### What you should do
Work out how many lines in the records include the word "cast", then answer with nothing but that number.

### Source records
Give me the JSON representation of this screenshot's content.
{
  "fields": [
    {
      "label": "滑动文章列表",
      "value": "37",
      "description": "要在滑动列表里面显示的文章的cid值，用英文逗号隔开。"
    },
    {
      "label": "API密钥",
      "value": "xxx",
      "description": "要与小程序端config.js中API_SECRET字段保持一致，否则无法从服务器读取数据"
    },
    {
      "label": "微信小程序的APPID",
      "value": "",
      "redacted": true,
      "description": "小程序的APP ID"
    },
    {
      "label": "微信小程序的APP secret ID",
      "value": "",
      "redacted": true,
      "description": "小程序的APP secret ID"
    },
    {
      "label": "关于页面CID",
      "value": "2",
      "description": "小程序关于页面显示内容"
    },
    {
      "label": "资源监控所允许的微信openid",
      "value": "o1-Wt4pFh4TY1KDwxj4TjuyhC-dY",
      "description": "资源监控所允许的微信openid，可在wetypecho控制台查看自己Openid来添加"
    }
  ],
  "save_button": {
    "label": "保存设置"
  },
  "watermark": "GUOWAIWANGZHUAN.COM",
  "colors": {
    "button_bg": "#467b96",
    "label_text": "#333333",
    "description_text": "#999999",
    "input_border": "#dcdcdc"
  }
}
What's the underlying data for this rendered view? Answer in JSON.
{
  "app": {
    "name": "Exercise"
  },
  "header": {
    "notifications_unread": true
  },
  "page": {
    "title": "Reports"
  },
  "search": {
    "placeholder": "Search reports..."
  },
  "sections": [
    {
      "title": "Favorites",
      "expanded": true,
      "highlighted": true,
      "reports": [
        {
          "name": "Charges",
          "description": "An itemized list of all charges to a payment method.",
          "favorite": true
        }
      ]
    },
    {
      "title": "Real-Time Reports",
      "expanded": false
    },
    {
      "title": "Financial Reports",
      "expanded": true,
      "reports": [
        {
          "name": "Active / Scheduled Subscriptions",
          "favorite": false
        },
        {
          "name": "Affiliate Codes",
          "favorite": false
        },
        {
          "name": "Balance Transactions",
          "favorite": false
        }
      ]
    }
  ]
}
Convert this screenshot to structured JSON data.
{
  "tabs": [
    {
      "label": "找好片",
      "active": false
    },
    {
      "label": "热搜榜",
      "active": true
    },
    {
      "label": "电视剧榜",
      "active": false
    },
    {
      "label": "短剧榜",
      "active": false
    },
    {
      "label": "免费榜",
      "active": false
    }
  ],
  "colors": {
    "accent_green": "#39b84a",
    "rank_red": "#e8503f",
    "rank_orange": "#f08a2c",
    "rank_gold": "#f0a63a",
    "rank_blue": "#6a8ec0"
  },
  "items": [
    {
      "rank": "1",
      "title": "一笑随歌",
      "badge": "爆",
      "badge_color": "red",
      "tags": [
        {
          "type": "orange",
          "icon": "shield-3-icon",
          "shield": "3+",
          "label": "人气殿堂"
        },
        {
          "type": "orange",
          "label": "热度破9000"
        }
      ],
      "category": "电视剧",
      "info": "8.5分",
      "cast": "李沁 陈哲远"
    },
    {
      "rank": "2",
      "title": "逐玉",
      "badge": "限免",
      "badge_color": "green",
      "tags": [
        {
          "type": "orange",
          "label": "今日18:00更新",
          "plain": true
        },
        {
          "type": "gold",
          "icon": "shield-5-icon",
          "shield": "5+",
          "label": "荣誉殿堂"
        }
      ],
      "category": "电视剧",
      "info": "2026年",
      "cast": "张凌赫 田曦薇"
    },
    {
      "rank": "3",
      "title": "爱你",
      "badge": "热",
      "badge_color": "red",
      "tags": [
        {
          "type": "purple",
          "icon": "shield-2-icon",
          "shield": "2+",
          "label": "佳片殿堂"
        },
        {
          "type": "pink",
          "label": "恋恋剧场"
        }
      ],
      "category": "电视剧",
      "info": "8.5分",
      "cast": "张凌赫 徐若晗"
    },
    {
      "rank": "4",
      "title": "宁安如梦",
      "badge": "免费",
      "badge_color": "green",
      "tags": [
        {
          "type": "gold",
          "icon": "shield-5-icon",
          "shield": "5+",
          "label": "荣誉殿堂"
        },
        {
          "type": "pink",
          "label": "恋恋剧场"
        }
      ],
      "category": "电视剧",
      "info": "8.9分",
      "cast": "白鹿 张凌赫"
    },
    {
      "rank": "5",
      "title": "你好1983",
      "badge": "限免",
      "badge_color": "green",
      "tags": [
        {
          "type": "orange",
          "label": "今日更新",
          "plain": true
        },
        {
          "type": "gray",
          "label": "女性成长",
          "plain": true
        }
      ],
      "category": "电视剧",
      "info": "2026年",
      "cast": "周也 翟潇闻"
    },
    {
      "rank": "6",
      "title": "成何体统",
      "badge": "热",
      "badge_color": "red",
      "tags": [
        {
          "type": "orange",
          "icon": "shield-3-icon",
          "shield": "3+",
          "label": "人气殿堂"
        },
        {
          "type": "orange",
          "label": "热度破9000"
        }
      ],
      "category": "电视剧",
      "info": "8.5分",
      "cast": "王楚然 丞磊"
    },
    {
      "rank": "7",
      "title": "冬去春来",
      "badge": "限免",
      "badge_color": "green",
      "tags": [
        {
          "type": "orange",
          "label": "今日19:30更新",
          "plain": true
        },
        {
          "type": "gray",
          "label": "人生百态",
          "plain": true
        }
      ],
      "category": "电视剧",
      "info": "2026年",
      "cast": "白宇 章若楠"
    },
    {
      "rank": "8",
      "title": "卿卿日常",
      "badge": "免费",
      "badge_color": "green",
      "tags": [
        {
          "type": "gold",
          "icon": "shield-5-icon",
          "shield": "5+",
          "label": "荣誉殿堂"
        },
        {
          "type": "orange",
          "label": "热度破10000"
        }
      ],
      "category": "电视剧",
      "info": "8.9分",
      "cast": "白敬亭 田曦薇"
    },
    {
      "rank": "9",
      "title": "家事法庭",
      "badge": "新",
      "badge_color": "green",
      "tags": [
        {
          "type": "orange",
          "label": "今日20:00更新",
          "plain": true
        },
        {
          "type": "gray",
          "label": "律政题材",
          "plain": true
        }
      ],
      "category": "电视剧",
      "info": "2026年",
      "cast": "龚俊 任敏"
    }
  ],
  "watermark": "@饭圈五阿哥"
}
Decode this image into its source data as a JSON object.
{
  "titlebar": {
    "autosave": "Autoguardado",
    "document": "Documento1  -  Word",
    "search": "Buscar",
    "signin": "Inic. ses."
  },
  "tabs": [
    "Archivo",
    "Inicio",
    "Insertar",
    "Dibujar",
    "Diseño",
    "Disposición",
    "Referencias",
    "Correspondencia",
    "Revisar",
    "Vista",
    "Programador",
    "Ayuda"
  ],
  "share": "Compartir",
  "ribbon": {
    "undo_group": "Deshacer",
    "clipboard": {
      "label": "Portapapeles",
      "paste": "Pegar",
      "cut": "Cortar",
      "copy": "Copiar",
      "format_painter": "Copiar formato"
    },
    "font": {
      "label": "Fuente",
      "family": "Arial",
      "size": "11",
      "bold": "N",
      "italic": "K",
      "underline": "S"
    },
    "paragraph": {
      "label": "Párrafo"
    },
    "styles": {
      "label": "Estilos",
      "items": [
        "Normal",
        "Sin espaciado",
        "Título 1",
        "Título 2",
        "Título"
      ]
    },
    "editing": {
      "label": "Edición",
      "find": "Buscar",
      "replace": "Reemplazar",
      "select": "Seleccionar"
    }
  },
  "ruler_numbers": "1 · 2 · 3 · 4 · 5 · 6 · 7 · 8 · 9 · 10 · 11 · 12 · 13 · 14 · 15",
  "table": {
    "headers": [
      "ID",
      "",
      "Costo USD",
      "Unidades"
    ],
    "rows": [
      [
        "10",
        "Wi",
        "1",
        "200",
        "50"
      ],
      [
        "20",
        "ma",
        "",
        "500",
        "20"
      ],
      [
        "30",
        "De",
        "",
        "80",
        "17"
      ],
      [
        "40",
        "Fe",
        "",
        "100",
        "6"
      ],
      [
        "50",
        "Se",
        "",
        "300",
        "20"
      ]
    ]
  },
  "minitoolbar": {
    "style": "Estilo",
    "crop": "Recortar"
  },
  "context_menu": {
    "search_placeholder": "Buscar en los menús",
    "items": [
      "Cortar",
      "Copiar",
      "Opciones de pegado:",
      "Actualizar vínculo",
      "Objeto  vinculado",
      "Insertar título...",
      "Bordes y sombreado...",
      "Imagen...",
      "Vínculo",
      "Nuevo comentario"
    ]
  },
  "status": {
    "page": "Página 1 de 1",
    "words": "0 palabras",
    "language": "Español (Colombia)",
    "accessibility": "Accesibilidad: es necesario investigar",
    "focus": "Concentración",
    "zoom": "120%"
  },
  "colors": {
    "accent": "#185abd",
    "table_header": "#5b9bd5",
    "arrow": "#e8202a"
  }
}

### Written solution
9